When Rand Paul declared victory in Kentucky's senatorial race on Nov. 2, he characterized his win as a blow for the individual versus the state.
The crowd responded with a hearty shout of approval.
Paul is boyish-looking, with sensitive features that take on a sullen cast when he appears to be concentrating. This gives him a look reminiscent of the Civil War soldiers whose pictures were taken by portrait photographers 150 years ago. Like those soldiers, Paul seems to be itching for a fight.
Paul is in the disgruntled vanguard of the Tea Party-infused tidal wave that demolished Democrats in the midterm elections. Anger was the key ingredient driving self-identified independent voters to turn on their heels and reject Democratic candidates many had voted for during the previous two election cycles.
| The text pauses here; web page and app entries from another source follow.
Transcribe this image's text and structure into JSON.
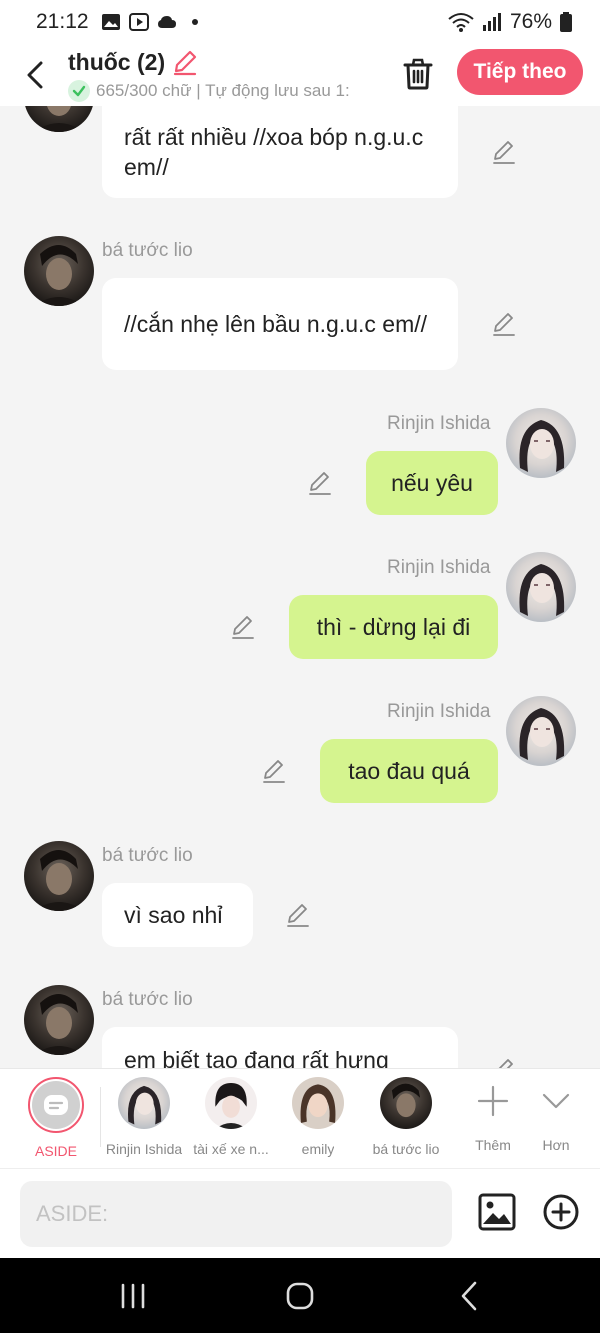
{
  "status_bar": {
    "time": "21:12",
    "battery": "76%"
  },
  "header": {
    "title": "thuốc (2)",
    "subtitle": "665/300 chữ | Tự động lưu sau 1:",
    "next_label": "Tiếp theo"
  },
  "messages": [
    {
      "side": "in",
      "sender": "",
      "text": "rất rất nhiều //xoa bóp n.g.u.c em//"
    },
    {
      "side": "in",
      "sender": "bá tước lio",
      "text": "//cắn nhẹ lên bầu n.g.u.c em//"
    },
    {
      "side": "out",
      "sender": "Rinjin Ishida",
      "text": "nếu yêu"
    },
    {
      "side": "out",
      "sender": "Rinjin Ishida",
      "text": "thì - dừng lại đi"
    },
    {
      "side": "out",
      "sender": "Rinjin Ishida",
      "text": "tao đau quá"
    },
    {
      "side": "in",
      "sender": "bá tước lio",
      "text": "vì sao nhỉ"
    },
    {
      "side": "in",
      "sender": "bá tước lio",
      "text": "em biết tao đang rất hưng"
    }
  ],
  "characters": [
    {
      "label": "ASIDE"
    },
    {
      "label": "Rinjin Ishida"
    },
    {
      "label": "tài xế xe n..."
    },
    {
      "label": "emily"
    },
    {
      "label": "bá tước lio"
    },
    {
      "label": "Thêm"
    },
    {
      "label": "Hơn"
    }
  ],
  "input": {
    "placeholder": "ASIDE:"
  },
  "colors": {
    "accent": "#f2566f",
    "outgoing_bubble": "#d5f48f",
    "incoming_bubble": "#ffffff",
    "background": "#f4f4f4"
  },
  "icons": [
    "back-icon",
    "pencil-icon",
    "check-icon",
    "trash-icon",
    "edit-icon",
    "plus-icon",
    "chevron-down-icon",
    "image-icon",
    "add-circle-icon",
    "recents-icon",
    "home-icon",
    "nav-back-icon"
  ]
}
Things in the U.S. of A. haven't been all that great for the past four years or so. People are alienated and afraid. A lot of them don't have jobs – and many of those that do have jobs are deep in debt, with mortgages that are underwater or medical bills that weren't covered by their employer-provided health insurance. They feel like they're all alone, which, to a great extent, is true.
So when a Rand Paul says the fight is between the individual and the state, that's a fight these folks are ready to believe in.
But there's a problem with this Tea Party calculus. It's missing a crucial part. Call it community or society, the commons, the group or the tribe – the part Rand Paul leaves out is us.
The state is not some third party that's been parachuted in to oppress us. It's what we've made, for better or for worse, to, in the words of our Constitution, "form a more perfect Union, establish Justice, insure domestic Tranquility, provide for the common defence (sic), promote the general Welfare, and secure the Blessings of Liberty to ourselves and our Posterity..." In other words, to take care of all those things that no individual can manage by him or herself.
Yes, we are all individuals and we have individual rights. But we individuals also live in communities and, as a matter of fact, the quality of our individual lives is determined to a very great extent by how well our neighbors are doing. If you live next door to a family with a house that's been foreclosed, you know what I mean.
It's not surprising that election analysts found the greatest unhappiness with incumbents in many suburbs and rural parts of the country, particularly in the South and our own Midwest. These are places where rugged American individualism has deep roots – and where interdependence has been obscured in favor of an idea of freedom based on unlimited consumption of goods and land.
If Tea Party politics have failed to catch on in America's larger cities, that could be because urbanites understand how dependent we are on one another – and that "the state" is the necessary firewall we have created to insure our health and safety. We can talk all we want about the genuine virtues of volunteerism and philanthropy, but these efforts won't keep our drinking water clean or our emergency rooms open.
It's ironic that at the same time Republican candidates were promising to cut spending and lower taxes, news was breaking in Indianapolis about the imminent unveiling of the Indy Connect regional public transit plan. After decades of dithering, Indianapolis and its surrounding metro area has finally come to the conclusion that, yes, we are a city after all. We are finally getting a grip on what other cities have known for generations: That public transit isn't merely an amenity, but a key to economic development and environmental sustainability.
Decisionmakers, from Mayor Ballard to the Chamber of Commerce, seem to agree that if Indianapolis is going to the next level – wherever that is – we need more buses and trains to get there. Needless to say, this will cost money: about $10 billion in all.
A week before the Republican landslide, the Indy Connect planners probably thought it was good news that most of this money could come from the Federal government. They probably thought that taxing local residents $15 a month to make up the remainder of the budget was reasonable.
I wonder what they're thinking now. At the very moment small town, suburban and rural voters throughout the rest of Indiana were painting the state red in what amounted to a taxpayer's revolt against "the state," leaders in and around the capital city were calling for a tax-supported state solution to make Indianapolis more interdependent.
The timing of this proposal couldn't be worse – or more instructive regarding the false choice presented by last week's election. If Rand Paul and his supporters are right, and our politics amounts to little more than a battle between the individual and the state, funding for public transit will likely have to wait in Indianapolis. Nothing says "rugged individualist" like the exhaust emitted from 10,000 cars at rush hour.